Illustration: John Shakespeare.
The banks are posting results that suggest SPC, Toyota and corporate casualties, including resources sector engineering and construction group Forge, are not harbingers of a deep corporate slump - or at least, not yet.
They have loans out right across the economy, and the health of their loan books is a measure of how the nation has been travelling.
When bank loans do go bad, they also tend to rot from the head down. Corporate and institutional loan books sour first. Household loan demand may slow as fears of job losses rise, but household loan defaults hang on whether or not job losses occur in sufficient numbers.
ANZ's announcement of a 13 per cent rise in cash earnings to $1.73 billion in the December quarter and CBA's report on a 14 per cent lift in cash earnings to $4.3 billion in the December half both revealed solid credit quality, however.
ANZ's general and specific provisions for problem loans were $191 million in the quarter, down from $322 million in the September quarter last year, and $311 million in the December 2012 quarter.
Individual provisions fell from $285 million in the September quarter to $157 million, and other measures are pointing in the right direction.
Non-performing loans as a percentage of gross loans and advances have, for example, fallen steadily from 1.78 per cent in the December 2011 quarter, to 1.19 per cent, and ANZ's portfolio of impaired assets has declined by $2.2 billion or 35 per cent since March 2011.
On Tuesday ANZ chief executive Mike Smith described the credit environment as ''benign'', and noted that corporate balance sheets were strong, here and overseas.
Corporate balance sheets that were cleaned up during and after the global crisis are, if anything, under-utilised as boards continue to build reserves and keep a lid on spending.
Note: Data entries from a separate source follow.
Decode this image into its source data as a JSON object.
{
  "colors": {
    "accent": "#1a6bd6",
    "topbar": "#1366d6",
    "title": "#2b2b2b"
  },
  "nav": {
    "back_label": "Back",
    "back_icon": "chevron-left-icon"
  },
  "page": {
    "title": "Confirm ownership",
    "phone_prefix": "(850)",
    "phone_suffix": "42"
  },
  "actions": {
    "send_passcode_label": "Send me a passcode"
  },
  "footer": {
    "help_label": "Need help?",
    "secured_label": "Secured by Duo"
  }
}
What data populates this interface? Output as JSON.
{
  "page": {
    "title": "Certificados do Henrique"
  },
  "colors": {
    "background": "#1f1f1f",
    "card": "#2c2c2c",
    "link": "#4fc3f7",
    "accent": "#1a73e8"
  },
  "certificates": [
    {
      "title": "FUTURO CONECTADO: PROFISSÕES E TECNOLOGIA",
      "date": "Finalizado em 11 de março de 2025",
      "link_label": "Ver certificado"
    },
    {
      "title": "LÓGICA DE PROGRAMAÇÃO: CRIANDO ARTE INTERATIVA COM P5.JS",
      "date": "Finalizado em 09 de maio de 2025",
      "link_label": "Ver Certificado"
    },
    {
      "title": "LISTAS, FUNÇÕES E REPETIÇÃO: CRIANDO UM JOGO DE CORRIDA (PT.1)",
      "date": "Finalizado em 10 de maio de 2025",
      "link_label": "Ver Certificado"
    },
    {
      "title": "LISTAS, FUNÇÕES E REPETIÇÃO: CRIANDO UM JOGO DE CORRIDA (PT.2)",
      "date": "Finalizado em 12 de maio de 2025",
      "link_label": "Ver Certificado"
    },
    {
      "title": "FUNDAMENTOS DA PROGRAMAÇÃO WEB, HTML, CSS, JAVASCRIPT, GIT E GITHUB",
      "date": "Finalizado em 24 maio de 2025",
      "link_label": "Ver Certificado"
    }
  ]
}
Business credit growth in Australia was an anaemic 1 per cent last year, well below a 4.6 per cent rise in mortgage lending.
Companies become better credit risks when they pay their debts down and rein in expenditure, however, and CBA chief executive Ian Narev used the same adjective as Smith - benign - to describe the climate on Wednesday.
CBA's December half cash profit was $518 million higher compared with the December 2012 half, and revenue gains, cost control and lower problem loan provisions all contributed, offsetting a slight decline in CBA's net interest margin - the difference between what it pays for money and what it charges to pass it on.
CBA's net interest margin fell by 3 basis points from 2.17 per cent to 2.14 per cent compared with the June half last year. It was still 4 basis points wider than it was in the December half last year, however, and in the December half CBA's interest-earning assets rose by 5 per cent.
As with the ANZ, lower debt charges added cream for CBA. Its loan impairment expenses of $457 million were 26 per cent or $159 million lower in the half than they were a year earlier.
They were down a less propulsive 2 per cent compared with the June half, but as a percentage of gross loans and acceptances they have fallen from almost three-quarters of a per cent in the global crisis-affected year to June 2009 to just 0.16 per cent. Home loan arrears have more than halved, and CBA's portfolio of troublesome commercial loans has shrunk by 44 per cent since December 2010, including a 17 per cent fall in the latest half.
CBA bumped its interim dividend up from from $1.64 to $1.83 (shareholders should mark April 3 as the payment date) and it had this to say about its general position: ''Asset quality ratios show continued improvement [with] the level of impaired assets, commercial troublesome assets and retail arrears continuing to reduce … the credit quality of both the retail and corporate portfolios remained sound.''
That pretty much sums up the current state of play. Headlines about companies being in various kinds of crisis are continuing to appear, and are one reason consumer confidence is now barely positive, and at it lowest point since last May. They are not, however, yet translating to deteriorating bank debt quality.
One caveat is that bad debt episodes tend to come late in a corporate downturn. There's a stigma attached to failing to service debt obligations, and companies fight hard to avoid it.
For the time being, however, the banks are continuing to motor along. They have been a bit out of favour with investors since the Christmas break, but don't see their loan books deteriorating and look likely to once again leverage subdued loan growth into solid earnings growth and dividend increases this year.